Start of Material for this task

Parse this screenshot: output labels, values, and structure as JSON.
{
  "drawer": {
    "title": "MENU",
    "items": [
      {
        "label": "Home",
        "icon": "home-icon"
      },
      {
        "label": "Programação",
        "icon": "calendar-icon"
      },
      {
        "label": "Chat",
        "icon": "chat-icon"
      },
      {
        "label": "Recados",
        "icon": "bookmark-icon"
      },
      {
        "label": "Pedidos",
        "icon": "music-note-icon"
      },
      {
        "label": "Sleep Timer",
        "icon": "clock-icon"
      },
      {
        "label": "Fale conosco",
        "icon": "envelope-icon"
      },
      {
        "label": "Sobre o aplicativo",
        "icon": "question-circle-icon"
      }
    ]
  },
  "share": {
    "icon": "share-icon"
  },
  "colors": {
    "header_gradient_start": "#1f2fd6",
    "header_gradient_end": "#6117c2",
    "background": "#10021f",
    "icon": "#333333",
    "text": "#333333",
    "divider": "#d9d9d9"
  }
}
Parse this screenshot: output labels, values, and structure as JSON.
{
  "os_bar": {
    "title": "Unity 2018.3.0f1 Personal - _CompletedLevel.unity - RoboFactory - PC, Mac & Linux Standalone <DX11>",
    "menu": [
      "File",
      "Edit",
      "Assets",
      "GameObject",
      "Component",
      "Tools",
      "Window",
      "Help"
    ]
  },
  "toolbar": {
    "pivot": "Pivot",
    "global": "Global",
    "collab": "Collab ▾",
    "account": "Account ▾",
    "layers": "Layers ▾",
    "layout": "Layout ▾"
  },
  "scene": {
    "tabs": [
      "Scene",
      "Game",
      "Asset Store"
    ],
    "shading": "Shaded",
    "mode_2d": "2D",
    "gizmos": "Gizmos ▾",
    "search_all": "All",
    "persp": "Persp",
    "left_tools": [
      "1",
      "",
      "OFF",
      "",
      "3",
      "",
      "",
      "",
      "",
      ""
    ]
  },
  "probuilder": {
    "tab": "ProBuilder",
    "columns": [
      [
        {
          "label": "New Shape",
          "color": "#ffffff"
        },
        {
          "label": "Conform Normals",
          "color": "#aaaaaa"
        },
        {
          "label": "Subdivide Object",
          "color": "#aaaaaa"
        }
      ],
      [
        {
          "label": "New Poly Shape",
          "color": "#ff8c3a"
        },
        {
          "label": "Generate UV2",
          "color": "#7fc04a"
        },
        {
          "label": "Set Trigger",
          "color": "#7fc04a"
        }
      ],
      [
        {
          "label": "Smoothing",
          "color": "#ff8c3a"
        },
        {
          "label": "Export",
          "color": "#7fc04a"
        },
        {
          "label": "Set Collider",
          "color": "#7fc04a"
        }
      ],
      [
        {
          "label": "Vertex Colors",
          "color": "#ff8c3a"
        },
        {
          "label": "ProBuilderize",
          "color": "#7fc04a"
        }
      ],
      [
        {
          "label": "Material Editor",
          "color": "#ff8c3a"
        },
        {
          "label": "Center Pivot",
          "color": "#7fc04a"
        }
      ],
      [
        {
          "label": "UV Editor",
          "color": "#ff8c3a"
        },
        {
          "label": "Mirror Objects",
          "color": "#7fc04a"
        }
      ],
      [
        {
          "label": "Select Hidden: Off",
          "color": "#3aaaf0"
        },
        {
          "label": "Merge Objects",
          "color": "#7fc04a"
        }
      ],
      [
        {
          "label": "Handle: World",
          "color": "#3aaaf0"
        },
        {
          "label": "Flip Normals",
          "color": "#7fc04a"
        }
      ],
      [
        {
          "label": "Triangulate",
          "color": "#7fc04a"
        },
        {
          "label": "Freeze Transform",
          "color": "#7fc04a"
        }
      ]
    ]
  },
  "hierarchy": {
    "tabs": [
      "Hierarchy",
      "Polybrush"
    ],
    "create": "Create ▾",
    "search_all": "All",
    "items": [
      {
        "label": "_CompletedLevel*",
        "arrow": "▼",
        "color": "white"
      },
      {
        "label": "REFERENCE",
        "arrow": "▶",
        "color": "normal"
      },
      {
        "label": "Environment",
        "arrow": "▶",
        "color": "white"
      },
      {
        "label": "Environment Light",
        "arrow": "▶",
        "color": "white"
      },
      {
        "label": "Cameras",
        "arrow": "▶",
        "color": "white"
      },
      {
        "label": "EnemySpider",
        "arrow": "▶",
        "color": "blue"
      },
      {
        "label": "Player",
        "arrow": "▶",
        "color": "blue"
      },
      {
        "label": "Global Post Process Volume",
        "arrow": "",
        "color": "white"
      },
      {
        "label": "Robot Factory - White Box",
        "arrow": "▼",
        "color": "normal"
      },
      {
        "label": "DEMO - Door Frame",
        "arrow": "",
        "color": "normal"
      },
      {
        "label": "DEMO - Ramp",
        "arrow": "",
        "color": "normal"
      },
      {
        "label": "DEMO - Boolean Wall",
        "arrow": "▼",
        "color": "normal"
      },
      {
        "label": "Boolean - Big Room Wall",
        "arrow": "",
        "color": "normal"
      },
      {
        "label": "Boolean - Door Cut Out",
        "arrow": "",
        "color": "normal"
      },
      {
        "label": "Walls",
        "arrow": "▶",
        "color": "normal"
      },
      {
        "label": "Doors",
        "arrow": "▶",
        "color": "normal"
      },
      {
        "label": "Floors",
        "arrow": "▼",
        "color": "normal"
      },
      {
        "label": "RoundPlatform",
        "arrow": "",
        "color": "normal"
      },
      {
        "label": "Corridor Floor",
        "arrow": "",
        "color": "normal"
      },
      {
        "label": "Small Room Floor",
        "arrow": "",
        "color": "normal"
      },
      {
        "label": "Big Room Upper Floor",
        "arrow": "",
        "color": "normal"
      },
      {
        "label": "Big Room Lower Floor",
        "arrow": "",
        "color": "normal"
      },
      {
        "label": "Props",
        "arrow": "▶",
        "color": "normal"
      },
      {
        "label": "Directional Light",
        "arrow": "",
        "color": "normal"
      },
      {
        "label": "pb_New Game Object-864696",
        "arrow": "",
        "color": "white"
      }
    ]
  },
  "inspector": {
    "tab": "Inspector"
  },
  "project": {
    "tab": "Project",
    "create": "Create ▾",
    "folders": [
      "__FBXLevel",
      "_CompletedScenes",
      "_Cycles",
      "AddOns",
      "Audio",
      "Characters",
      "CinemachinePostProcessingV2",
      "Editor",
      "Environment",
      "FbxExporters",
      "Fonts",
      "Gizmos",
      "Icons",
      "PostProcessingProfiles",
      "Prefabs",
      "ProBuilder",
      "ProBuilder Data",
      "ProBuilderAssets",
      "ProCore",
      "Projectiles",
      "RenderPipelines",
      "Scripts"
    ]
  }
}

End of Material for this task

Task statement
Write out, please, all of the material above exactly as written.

Finished task
Parse this screenshot: output labels, values, and structure as JSON.
{
  "drawer": {
    "title": "MENU",
    "items": [
      {
        "label": "Home",
        "icon": "home-icon"
      },
      {
        "label": "Programação",
        "icon": "calendar-icon"
      },
      {
        "label": "Chat",
        "icon": "chat-icon"
      },
      {
        "label": "Recados",
        "icon": "bookmark-icon"
      },
      {
        "label": "Pedidos",
        "icon": "music-note-icon"
      },
      {
        "label": "Sleep Timer",
        "icon": "clock-icon"
      },
      {
        "label": "Fale conosco",
        "icon": "envelope-icon"
      },
      {
        "label": "Sobre o aplicativo",
        "icon": "question-circle-icon"
      }
    ]
  },
  "share": {
    "icon": "share-icon"
  },
  "colors": {
    "header_gradient_start": "#1f2fd6",
    "header_gradient_end": "#6117c2",
    "background": "#10021f",
    "icon": "#333333",
    "text": "#333333",
    "divider": "#d9d9d9"
  }
}
Parse this screenshot: output labels, values, and structure as JSON.
{
  "os_bar": {
    "title": "Unity 2018.3.0f1 Personal - _CompletedLevel.unity - RoboFactory - PC, Mac & Linux Standalone <DX11>",
    "menu": [
      "File",
      "Edit",
      "Assets",
      "GameObject",
      "Component",
      "Tools",
      "Window",
      "Help"
    ]
  },
  "toolbar": {
    "pivot": "Pivot",
    "global": "Global",
    "collab": "Collab ▾",
    "account": "Account ▾",
    "layers": "Layers ▾",
    "layout": "Layout ▾"
  },
  "scene": {
    "tabs": [
      "Scene",
      "Game",
      "Asset Store"
    ],
    "shading": "Shaded",
    "mode_2d": "2D",
    "gizmos": "Gizmos ▾",
    "search_all": "All",
    "persp": "Persp",
    "left_tools": [
      "1",
      "",
      "OFF",
      "",
      "3",
      "",
      "",
      "",
      "",
      ""
    ]
  },
  "probuilder": {
    "tab": "ProBuilder",
    "columns": [
      [
        {
          "label": "New Shape",
          "color": "#ffffff"
        },
        {
          "label": "Conform Normals",
          "color": "#aaaaaa"
        },
        {
          "label": "Subdivide Object",
          "color": "#aaaaaa"
        }
      ],
      [
        {
          "label": "New Poly Shape",
          "color": "#ff8c3a"
        },
        {
          "label": "Generate UV2",
          "color": "#7fc04a"
        },
        {
          "label": "Set Trigger",
          "color": "#7fc04a"
        }
      ],
      [
        {
          "label": "Smoothing",
          "color": "#ff8c3a"
        },
        {
          "label": "Export",
          "color": "#7fc04a"
        },
        {
          "label": "Set Collider",
          "color": "#7fc04a"
        }
      ],
      [
        {
          "label": "Vertex Colors",
          "color": "#ff8c3a"
        },
        {
          "label": "ProBuilderize",
          "color": "#7fc04a"
        }
      ],
      [
        {
          "label": "Material Editor",
          "color": "#ff8c3a"
        },
        {
          "label": "Center Pivot",
          "color": "#7fc04a"
        }
      ],
      [
        {
          "label": "UV Editor",
          "color": "#ff8c3a"
        },
        {
          "label": "Mirror Objects",
          "color": "#7fc04a"
        }
      ],
      [
        {
          "label": "Select Hidden: Off",
          "color": "#3aaaf0"
        },
        {
          "label": "Merge Objects",
          "color": "#7fc04a"
        }
      ],
      [
        {
          "label": "Handle: World",
          "color": "#3aaaf0"
        },
        {
          "label": "Flip Normals",
          "color": "#7fc04a"
        }
      ],
      [
        {
          "label": "Triangulate",
          "color": "#7fc04a"
        },
        {
          "label": "Freeze Transform",
          "color": "#7fc04a"
        }
      ]
    ]
  },
  "hierarchy": {
    "tabs": [
      "Hierarchy",
      "Polybrush"
    ],
    "create": "Create ▾",
    "search_all": "All",
    "items": [
      {
        "label": "_CompletedLevel*",
        "arrow": "▼",
        "color": "white"
      },
      {
        "label": "REFERENCE",
        "arrow": "▶",
        "color": "normal"
      },
      {
        "label": "Environment",
        "arrow": "▶",
        "color": "white"
      },
      {
        "label": "Environment Light",
        "arrow": "▶",
        "color": "white"
      },
      {
        "label": "Cameras",
        "arrow": "▶",
        "color": "white"
      },
      {
        "label": "EnemySpider",
        "arrow": "▶",
        "color": "blue"
      },
      {
        "label": "Player",
        "arrow": "▶",
        "color": "blue"
      },
      {
        "label": "Global Post Process Volume",
        "arrow": "",
        "color": "white"
      },
      {
        "label": "Robot Factory - White Box",
        "arrow": "▼",
        "color": "normal"
      },
      {
        "label": "DEMO - Door Frame",
        "arrow": "",
        "color": "normal"
      },
      {
        "label": "DEMO - Ramp",
        "arrow": "",
        "color": "normal"
      },
      {
        "label": "DEMO - Boolean Wall",
        "arrow": "▼",
        "color": "normal"
      },
      {
        "label": "Boolean - Big Room Wall",
        "arrow": "",
        "color": "normal"
      },
      {
        "label": "Boolean - Door Cut Out",
        "arrow": "",
        "color": "normal"
      },
      {
        "label": "Walls",
        "arrow": "▶",
        "color": "normal"
      },
      {
        "label": "Doors",
        "arrow": "▶",
        "color": "normal"
      },
      {
        "label": "Floors",
        "arrow": "▼",
        "color": "normal"
      },
      {
        "label": "RoundPlatform",
        "arrow": "",
        "color": "normal"
      },
      {
        "label": "Corridor Floor",
        "arrow": "",
        "color": "normal"
      },
      {
        "label": "Small Room Floor",
        "arrow": "",
        "color": "normal"
      },
      {
        "label": "Big Room Upper Floor",
        "arrow": "",
        "color": "normal"
      },
      {
        "label": "Big Room Lower Floor",
        "arrow": "",
        "color": "normal"
      },
      {
        "label": "Props",
        "arrow": "▶",
        "color": "normal"
      },
      {
        "label": "Directional Light",
        "arrow": "",
        "color": "normal"
      },
      {
        "label": "pb_New Game Object-864696",
        "arrow": "",
        "color": "white"
      }
    ]
  },
  "inspector": {
    "tab": "Inspector"
  },
  "project": {
    "tab": "Project",
    "create": "Create ▾",
    "folders": [
      "__FBXLevel",
      "_CompletedScenes",
      "_Cycles",
      "AddOns",
      "Audio",
      "Characters",
      "CinemachinePostProcessingV2",
      "Editor",
      "Environment",
      "FbxExporters",
      "Fonts",
      "Gizmos",
      "Icons",
      "PostProcessingProfiles",
      "Prefabs",
      "ProBuilder",
      "ProBuilder Data",
      "ProBuilderAssets",
      "ProCore",
      "Projectiles",
      "RenderPipelines",
      "Scripts"
    ]
  }
}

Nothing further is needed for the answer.